In 2015 we at CSEL travelled outside of the UK quite extensively, so as I hung up my rucksack for a rest over the Christmas period I was prompted to stop and think carefully about the place that international work has in CSEL’s strategic objectives, and our vision for our future. It has to be acknowledged that we do all love travelling, but these trips also make important contributions to our goal of bringing psychological evidence to the service of the most disempowered people across the world.
(Photocredit: Universal Declaration of Human Rights chalked on University's steps
Firstly, the Geneva Convention is an international instrument and applies equally to the 146 states that have signed up to it. If you believe in and support the concept of Human Rights then you believe that they apply across the world equally, even if these fundamental rights are not recognised by some states.
Of course the application of the various conventions and instruments in individual countries that receive people seeking protection is open to interpretation and translation into individual countries’ processes and procedures. But our research applies to the process of credibility assessment which sits at the heart of most protection decisions, however the detail of the law is applied. For example, the importance of understanding how people with strong feelings of shame have difficulty disclosing distressing personal experiences is not restricted to one area or another of the law.
The UK’s asylum & protection decision making process is extensive, institutional and longstanding. Other states are just starting to develop refugee-receiving systems. CSEL is getting opportunities to present relevant psychological research in these new contexts at a point where important knowledge could be incorporated into the thinking about emerging decision making processes and procedures by those designing, implementing and auditing new systems.
It is true that there are limits to the generalisations that can be made from psychological research done in one culture to situations in another. The very conceptualisation of the research question, the constructs identified and measured, the participants, the conclusions drawn, are all derived from, and informed by the many different facets of culture and sub-culture. However, whilst not naive to these complexities, we maintain our pragmatic approach of aiming to help decision makers make use of the best research that is currently available.

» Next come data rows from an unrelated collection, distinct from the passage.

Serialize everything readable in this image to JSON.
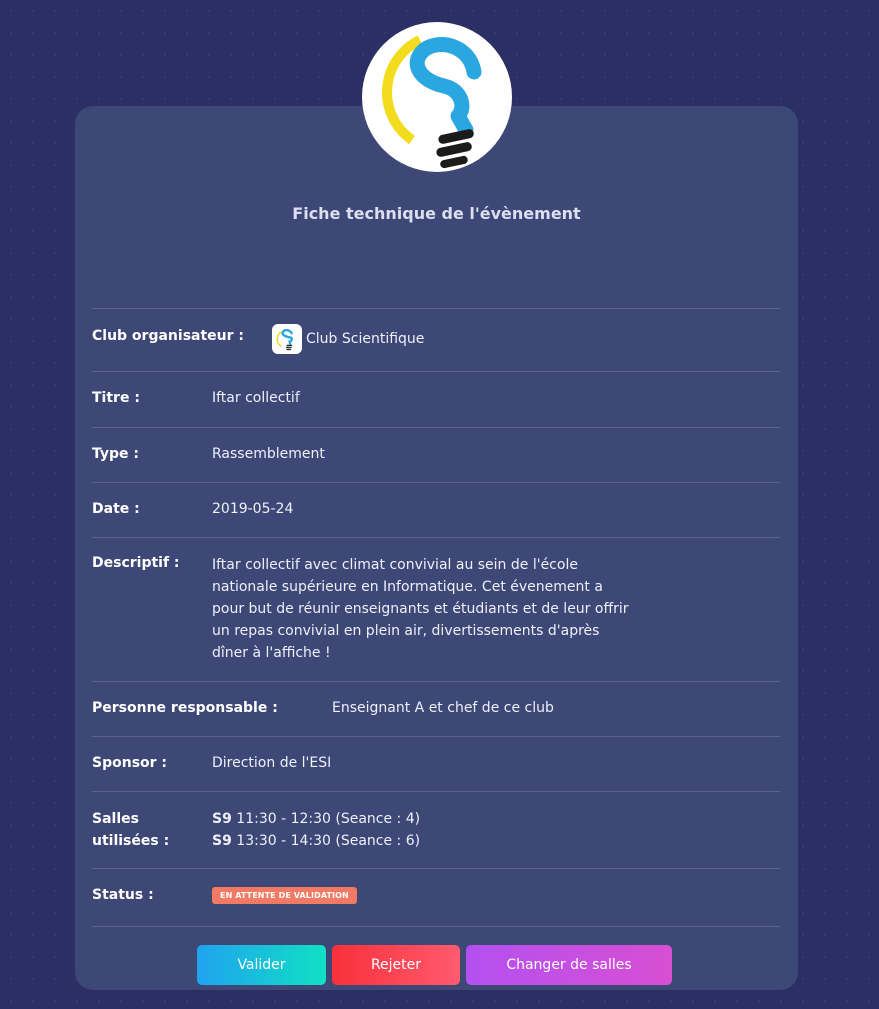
{
  "header": {
    "title": "Fiche technique de l'évènement"
  },
  "fields": {
    "club_label": "Club organisateur :",
    "club_value": "Club Scientifique",
    "title_label": "Titre :",
    "title_value": "Iftar collectif",
    "type_label": "Type :",
    "type_value": "Rassemblement",
    "date_label": "Date :",
    "date_value": "2019-05-24",
    "desc_label": "Descriptif :",
    "desc_lines": [
      "Iftar collectif avec climat convivial au sein de l'école",
      "nationale supérieure en Informatique. Cet évenement a",
      "pour but de réunir enseignants et étudiants et de leur offrir",
      "un repas convivial en plein air, divertissements d'après",
      "dîner à l'affiche !"
    ],
    "responsible_label": "Personne responsable :",
    "responsible_value": "Enseignant A et chef de ce club",
    "sponsor_label": "Sponsor :",
    "sponsor_value": "Direction de l'ESI",
    "rooms_label_1": "Salles",
    "rooms_label_2": "utilisées :",
    "rooms": [
      {
        "room": "S9",
        "detail": "11:30 - 12:30 (Seance : 4)"
      },
      {
        "room": "S9",
        "detail": "13:30 - 14:30 (Seance : 6)"
      }
    ],
    "status_label": "Status :",
    "status_value": "EN ATTENTE DE VALIDATION"
  },
  "actions": {
    "validate": "Valider",
    "reject": "Rejeter",
    "change_rooms": "Changer de salles"
  },
  "colors": {
    "background": "#2c2f63",
    "card": "#3e4876",
    "badge": "#f27963",
    "logo_blue": "#2aa6e0",
    "logo_yellow": "#f2dc1d"
  },
  "icons": {
    "logo": "lightbulb-s-logo"
  }
}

More generally, the broader exposure that we give our work, the wider the scrutiny that it will attract, which has always been the backbone of our quality assurance. International exposure can only be good for us in this regard. Also – and perhaps because of this, building an international reputation strengthens our credibility both at home and worldwide.

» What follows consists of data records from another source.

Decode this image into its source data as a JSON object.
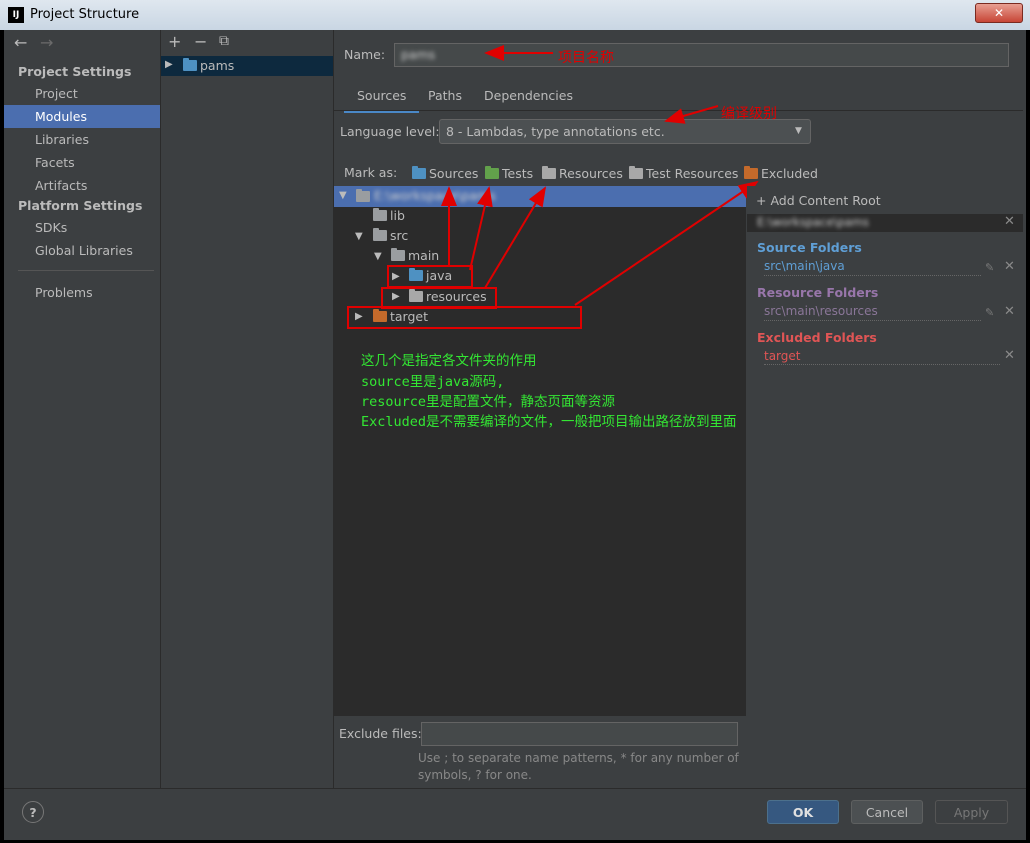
{
  "window": {
    "title": "Project Structure",
    "app_icon": "IJ"
  },
  "nav": {
    "project_settings_header": "Project Settings",
    "project": "Project",
    "modules": "Modules",
    "libraries": "Libraries",
    "facets": "Facets",
    "artifacts": "Artifacts",
    "platform_settings_header": "Platform Settings",
    "sdks": "SDKs",
    "global_libraries": "Global Libraries",
    "problems": "Problems"
  },
  "modules": {
    "add": "+",
    "remove": "−",
    "copy": "⧉",
    "items": [
      "pams"
    ]
  },
  "main": {
    "name_label": "Name:",
    "name_value": "pams",
    "tabs": [
      "Sources",
      "Paths",
      "Dependencies"
    ],
    "language_level_label": "Language level:",
    "language_level_value": "8 - Lambdas, type annotations etc.",
    "mark_as_label": "Mark as:",
    "mark_as": [
      "Sources",
      "Tests",
      "Resources",
      "Test Resources",
      "Excluded"
    ],
    "tree": {
      "root": "E:\\workspace\\pams",
      "lib": "lib",
      "src": "src",
      "main": "main",
      "java": "java",
      "resources": "resources",
      "target": "target"
    },
    "exclude_files_label": "Exclude files:",
    "exclude_hint_1": "Use ; to separate name patterns, * for any number of",
    "exclude_hint_2": "symbols, ? for one."
  },
  "content_root": {
    "add_label": "+ Add Content Root",
    "path": "E:\\workspace\\pams",
    "source_header": "Source Folders",
    "source_path": "src\\main\\java",
    "resource_header": "Resource Folders",
    "resource_path": "src\\main\\resources",
    "excluded_header": "Excluded Folders",
    "excluded_path": "target"
  },
  "annotations": {
    "project_name": "项目名称",
    "compile_level": "编译级别",
    "line1": "这几个是指定各文件夹的作用",
    "line2": "source里是java源码,",
    "line3": "resource里是配置文件，静态页面等资源",
    "line4": "Excluded是不需要编译的文件，一般把项目输出路径放到里面"
  },
  "buttons": {
    "help": "?",
    "ok": "OK",
    "cancel": "Cancel",
    "apply": "Apply"
  },
  "colors": {
    "accent": "#4b6eaf",
    "source": "#4e91c2",
    "resource": "#9876aa",
    "excluded": "#e05555",
    "annotation_red": "#e00000",
    "annotation_green": "#33e633"
  }
}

Looking to the future, it also makes us available to collaboration with a wider group of researchers – for example this year I have finally met Prof. Pär Anders Granhag whose work in Sweden on deception continues to inform and complement our work. We also continue longstanding connections with researchers in Sydney and Melbourne, including advising to a replication and extension of our study of assumptions in judicial decision making, which I am looking forward to seeing in print.
Finally, an international presence gives us a larger potential funding base – for example developing collaborations across Europe (e.g. the Credo project with UNHCR and the Hungarian Helsinki Committee in Budapest) or, eventually, US-based funding sources.